At the same time, in Nepal, the return of the Pushpa Kamal Dahal-led seven party post-poll alliance, including Communist Party of Nepal (Maoist Centre) and the former prime minister K P Sharma Oli-led Communist Party of Nepal (Unified Marxist-Leninist) might make India reconfigure its approach. New Delhi would also be careful in studying the possible Chinese role in this alliance, especially after the Prachanda-Oli rift in January 2021. The Chinese ambassador in Kathmandu had earlier played an active role in the merger of different communist parties in Nepal. However, India had cautiously watched recent polls, and perhaps missed the post-poll alliance scenario. While Prachanda has considerably softened his approach towards India in recent years , his new alliance partner Oli has been taking a hardline against New Delhi and is known for his pro-China tilt.
This has meant that security concerns and India-China rivalry finding a leverage in the regional power in Nepal is likely to enter another round as a new government takes charge in Kathmandu. While the prickly map issue is likely to be shelved in India-Nepal ties as an irritant, the Chinese government would like to iron out the BRI projects and other MoU implementation issues that have been a cause for concern in Beijing’s ties.
Amid such issues, the crucial China question raised its head again this year in Tawang, and the simmering border tensions with Beijing are likely to enter a new phase of uncertainty and possible hostility. To what extent that is a function of India’s presence – as a big challenger to China’s dominant regional status or the contentious border issues or India’s ties with big powers like the US or Beijing’s own internal political dynamics – is something that will engage keen observers of geopolitics in the region.
At the same time, even the change of political executive in Pakistan did little to change the diplomatic inertia that has set in Indo-Pak ties. Besides the zero sum game of exchange of tirades in international bodies like the UN, there was no significant diplomatic movement in either worsening or improving the relationship. India, however, continued to highlight the Islamabad-sponsored proxy terrorism targeting India. The diplomatic parley, however, was nowhere in sight, nor was there any significant hint about back-channel talks.

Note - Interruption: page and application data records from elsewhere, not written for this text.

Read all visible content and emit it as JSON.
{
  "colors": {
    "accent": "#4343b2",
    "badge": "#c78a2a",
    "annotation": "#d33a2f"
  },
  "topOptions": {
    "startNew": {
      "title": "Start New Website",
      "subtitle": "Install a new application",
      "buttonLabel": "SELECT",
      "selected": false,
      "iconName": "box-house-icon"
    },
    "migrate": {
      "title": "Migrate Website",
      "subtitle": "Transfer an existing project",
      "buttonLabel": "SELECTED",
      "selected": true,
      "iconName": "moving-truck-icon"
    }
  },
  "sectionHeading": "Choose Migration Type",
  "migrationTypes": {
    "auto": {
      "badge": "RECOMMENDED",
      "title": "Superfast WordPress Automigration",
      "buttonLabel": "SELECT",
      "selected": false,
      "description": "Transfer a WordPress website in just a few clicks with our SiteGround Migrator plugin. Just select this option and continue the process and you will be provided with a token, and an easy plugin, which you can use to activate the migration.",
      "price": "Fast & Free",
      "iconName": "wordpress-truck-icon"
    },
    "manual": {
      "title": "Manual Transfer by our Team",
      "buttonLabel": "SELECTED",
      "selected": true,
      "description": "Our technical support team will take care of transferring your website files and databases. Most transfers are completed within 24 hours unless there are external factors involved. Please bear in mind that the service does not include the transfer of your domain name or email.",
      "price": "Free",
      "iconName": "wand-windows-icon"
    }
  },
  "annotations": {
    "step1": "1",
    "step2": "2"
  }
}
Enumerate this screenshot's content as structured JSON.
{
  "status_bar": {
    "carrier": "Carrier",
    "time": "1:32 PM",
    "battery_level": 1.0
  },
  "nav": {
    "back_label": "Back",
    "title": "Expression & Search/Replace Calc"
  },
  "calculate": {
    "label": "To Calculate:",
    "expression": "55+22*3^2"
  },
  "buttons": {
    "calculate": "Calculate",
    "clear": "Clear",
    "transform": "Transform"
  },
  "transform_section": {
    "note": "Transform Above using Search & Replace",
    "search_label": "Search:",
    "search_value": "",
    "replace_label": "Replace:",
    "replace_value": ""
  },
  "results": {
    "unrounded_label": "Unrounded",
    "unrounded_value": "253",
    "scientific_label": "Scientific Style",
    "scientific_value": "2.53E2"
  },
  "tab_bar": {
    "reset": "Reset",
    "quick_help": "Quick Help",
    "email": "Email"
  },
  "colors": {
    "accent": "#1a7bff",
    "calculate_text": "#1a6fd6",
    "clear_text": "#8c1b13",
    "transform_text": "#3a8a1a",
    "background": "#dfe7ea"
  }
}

As India leaves an eventful year of exercising and balancing multi-aligned options in foreign policy, it enters another where it heads two important bodies and has a chance of showcasing its sense of global agenda. This also includes progress on global commons like the climate change mitigation and adaptation talks, where it would be expected to be the voice of the global south or the developing world. At the same time, Indian diplomacy would like to look back at 2022 as a year when it crafted its cautious historical neutrality into a form of multi-aligned worldview, firmly based on strategic autonomy.
A weekly guide to the best of our stories from our editors and reporters. Note: Skip if you're a subscriber. All subscribers get a weekly, subscriber-only newsletter by default.